Outfielder Tim Raines, also a seven time All Star selection, ranks fifth in baseball history with 808 stolen bases, but he also had a career batting average of .294 and an on base percentage of .385. He was a player who set the table for his teams, which included the Expos, White Sox, and Yankees, among others.
Major League Baseball's Hall of Fame is certain to be getting a lot of attention in the upcoming months and years. A number of outstanding former players will be listed on voters' ballots; some will certainly be inducted in their first year of elgibility. Stars such as Mike Piazza and Craig Biggio in 2013, Frank Thomas, Tom Glavine, Greg Maddux in 2014, and Randy Johnson in 2015 are all likely to be enshrined in their first years. Pitchers John Smoltz and Pedro Martinez may get in during their first year in 2016 or in the following year, while currently eligible Jeff Bagwell may get in within the next couple of years.

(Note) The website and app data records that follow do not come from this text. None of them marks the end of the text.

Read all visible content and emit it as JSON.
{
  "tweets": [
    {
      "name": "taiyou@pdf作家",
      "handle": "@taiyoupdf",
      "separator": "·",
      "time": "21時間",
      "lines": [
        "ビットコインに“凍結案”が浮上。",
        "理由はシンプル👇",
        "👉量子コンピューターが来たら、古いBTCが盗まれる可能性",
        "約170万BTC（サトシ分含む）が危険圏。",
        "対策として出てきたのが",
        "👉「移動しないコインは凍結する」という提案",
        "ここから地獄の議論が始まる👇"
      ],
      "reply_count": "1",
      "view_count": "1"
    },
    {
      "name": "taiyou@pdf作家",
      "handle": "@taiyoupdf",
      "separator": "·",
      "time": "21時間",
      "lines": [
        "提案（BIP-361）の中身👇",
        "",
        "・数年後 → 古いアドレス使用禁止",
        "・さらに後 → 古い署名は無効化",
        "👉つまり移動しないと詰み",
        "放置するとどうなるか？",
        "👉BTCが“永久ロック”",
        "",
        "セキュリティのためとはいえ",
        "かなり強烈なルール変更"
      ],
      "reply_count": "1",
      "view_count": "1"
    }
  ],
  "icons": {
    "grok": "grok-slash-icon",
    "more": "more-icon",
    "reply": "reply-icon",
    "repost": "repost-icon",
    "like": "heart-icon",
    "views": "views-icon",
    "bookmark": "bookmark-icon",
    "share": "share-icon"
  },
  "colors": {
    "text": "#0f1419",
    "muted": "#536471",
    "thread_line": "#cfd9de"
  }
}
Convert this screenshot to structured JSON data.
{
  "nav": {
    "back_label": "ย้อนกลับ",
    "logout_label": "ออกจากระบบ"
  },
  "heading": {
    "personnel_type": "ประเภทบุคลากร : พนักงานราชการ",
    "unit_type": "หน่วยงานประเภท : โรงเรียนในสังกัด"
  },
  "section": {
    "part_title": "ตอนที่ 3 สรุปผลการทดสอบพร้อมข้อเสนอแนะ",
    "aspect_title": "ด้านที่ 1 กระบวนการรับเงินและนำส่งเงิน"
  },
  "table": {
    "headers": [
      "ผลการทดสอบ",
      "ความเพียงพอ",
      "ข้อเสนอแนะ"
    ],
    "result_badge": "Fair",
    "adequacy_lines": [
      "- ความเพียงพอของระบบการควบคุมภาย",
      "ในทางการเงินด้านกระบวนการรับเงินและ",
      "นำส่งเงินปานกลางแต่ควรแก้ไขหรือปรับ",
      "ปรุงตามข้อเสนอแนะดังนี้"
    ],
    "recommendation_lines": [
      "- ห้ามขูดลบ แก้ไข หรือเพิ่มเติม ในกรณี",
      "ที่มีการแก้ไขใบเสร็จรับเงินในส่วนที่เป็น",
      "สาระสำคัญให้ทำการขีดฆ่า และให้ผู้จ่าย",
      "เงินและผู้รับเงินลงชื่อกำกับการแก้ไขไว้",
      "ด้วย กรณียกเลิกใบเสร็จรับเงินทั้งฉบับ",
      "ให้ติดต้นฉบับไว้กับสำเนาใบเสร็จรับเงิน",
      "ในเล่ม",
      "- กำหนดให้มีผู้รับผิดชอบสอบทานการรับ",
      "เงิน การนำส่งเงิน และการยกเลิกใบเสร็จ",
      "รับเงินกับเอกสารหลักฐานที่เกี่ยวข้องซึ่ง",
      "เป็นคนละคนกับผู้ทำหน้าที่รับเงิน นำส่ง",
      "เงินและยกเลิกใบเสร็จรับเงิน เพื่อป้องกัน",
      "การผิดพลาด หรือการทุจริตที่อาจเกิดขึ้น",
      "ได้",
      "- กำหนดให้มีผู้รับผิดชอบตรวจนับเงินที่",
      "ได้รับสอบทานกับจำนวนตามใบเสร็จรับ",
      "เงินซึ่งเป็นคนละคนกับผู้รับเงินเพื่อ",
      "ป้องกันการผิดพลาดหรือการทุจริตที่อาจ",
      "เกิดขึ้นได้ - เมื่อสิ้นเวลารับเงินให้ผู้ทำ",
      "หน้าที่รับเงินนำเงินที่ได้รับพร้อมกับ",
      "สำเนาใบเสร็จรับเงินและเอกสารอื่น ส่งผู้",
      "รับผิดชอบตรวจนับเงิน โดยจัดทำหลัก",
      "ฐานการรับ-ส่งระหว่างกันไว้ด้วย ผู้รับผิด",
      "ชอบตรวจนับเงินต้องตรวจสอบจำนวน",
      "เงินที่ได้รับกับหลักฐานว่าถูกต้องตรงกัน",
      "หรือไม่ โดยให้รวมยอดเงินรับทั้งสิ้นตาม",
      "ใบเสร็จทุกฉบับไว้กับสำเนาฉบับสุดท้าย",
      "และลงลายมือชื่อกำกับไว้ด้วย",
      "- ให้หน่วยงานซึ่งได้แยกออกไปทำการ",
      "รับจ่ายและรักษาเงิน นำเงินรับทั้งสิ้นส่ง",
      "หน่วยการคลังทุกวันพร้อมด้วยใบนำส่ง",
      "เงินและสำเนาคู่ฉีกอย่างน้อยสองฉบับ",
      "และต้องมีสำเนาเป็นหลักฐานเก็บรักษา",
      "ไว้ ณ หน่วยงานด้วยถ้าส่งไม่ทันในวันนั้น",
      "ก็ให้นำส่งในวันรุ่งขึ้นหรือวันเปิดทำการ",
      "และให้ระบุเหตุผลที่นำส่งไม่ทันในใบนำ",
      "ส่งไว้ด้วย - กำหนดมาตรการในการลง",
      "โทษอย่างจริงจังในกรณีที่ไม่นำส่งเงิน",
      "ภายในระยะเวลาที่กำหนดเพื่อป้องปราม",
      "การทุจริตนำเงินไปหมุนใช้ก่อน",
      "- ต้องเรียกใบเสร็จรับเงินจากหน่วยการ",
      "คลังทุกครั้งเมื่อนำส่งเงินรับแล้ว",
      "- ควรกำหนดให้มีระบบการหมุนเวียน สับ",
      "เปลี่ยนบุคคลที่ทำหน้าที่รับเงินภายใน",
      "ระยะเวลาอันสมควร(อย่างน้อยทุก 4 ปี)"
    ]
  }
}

An intriguing storyline involves four former players who all almost certainly would have been inducted in their first year - if they hadn't been implicated in the steroid investigation. Sammy Sosa, Barry Bonds, and Roger Clemens are all entering their first year of eligibilty in 2013; with Rafael Palmiero earning only 12.6% of the vote last year, even with his 569 home runs and 3,020 hits, it doesn't look good for Sammy, Barry, and Roger at this point.